## [Task instructions]
I'd like every line from the material below that has "function" in it.
════════════════════
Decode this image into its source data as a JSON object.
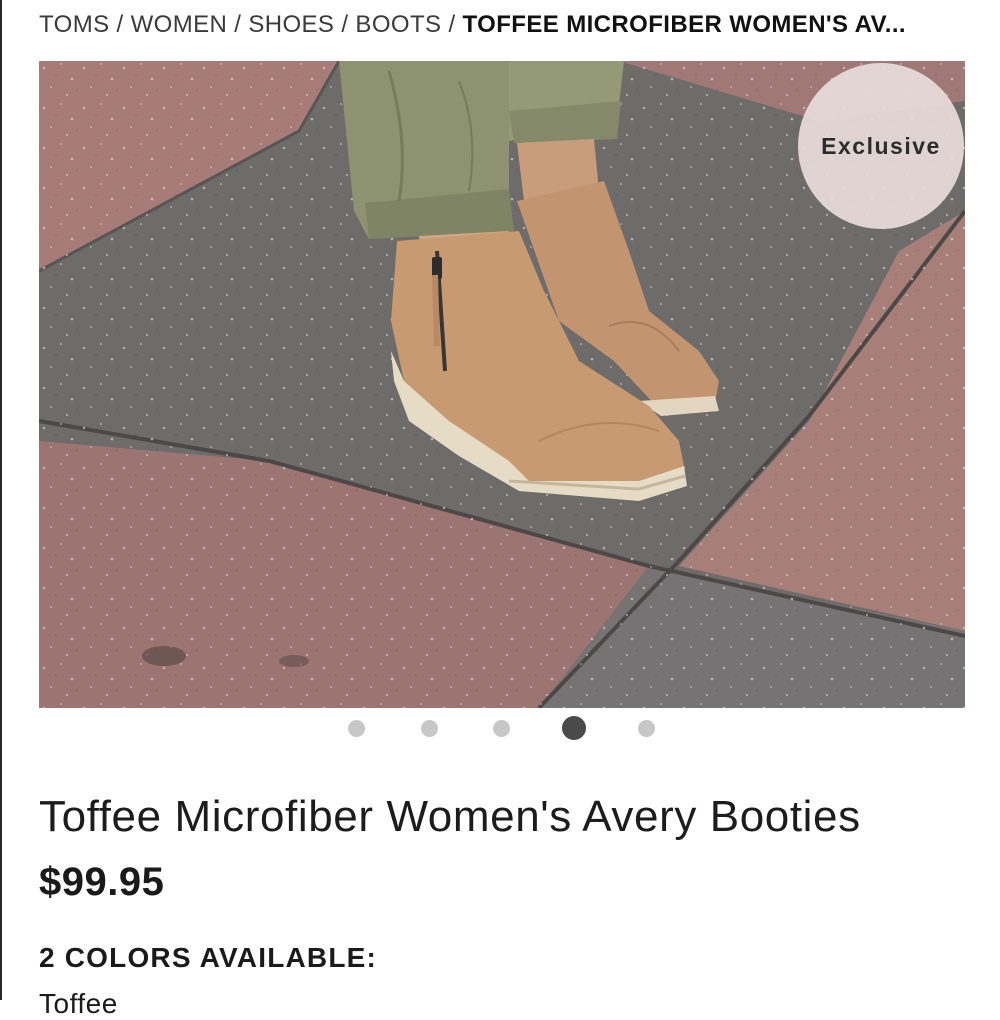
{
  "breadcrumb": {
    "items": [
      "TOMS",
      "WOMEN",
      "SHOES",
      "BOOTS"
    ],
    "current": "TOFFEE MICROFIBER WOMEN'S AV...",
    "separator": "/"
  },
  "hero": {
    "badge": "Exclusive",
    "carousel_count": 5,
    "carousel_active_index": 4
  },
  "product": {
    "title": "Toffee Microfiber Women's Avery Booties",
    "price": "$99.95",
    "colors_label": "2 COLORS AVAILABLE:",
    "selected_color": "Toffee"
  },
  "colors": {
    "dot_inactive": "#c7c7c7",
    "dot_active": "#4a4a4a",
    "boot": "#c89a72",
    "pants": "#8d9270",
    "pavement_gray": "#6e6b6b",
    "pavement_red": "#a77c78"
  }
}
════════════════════
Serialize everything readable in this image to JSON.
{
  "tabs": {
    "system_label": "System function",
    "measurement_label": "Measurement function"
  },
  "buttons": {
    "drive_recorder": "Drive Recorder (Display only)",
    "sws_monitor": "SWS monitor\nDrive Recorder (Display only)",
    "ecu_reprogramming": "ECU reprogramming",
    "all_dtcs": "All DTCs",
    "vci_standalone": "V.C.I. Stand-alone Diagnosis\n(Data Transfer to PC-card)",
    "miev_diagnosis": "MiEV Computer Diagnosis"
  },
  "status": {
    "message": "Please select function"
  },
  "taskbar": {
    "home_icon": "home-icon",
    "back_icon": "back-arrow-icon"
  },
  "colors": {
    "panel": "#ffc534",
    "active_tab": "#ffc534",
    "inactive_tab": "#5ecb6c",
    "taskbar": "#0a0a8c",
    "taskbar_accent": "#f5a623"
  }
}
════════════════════
## [Solution for this exercise]
    "system_label": "System function",
    "measurement_label": "Measurement function"
    "message": "Please select function"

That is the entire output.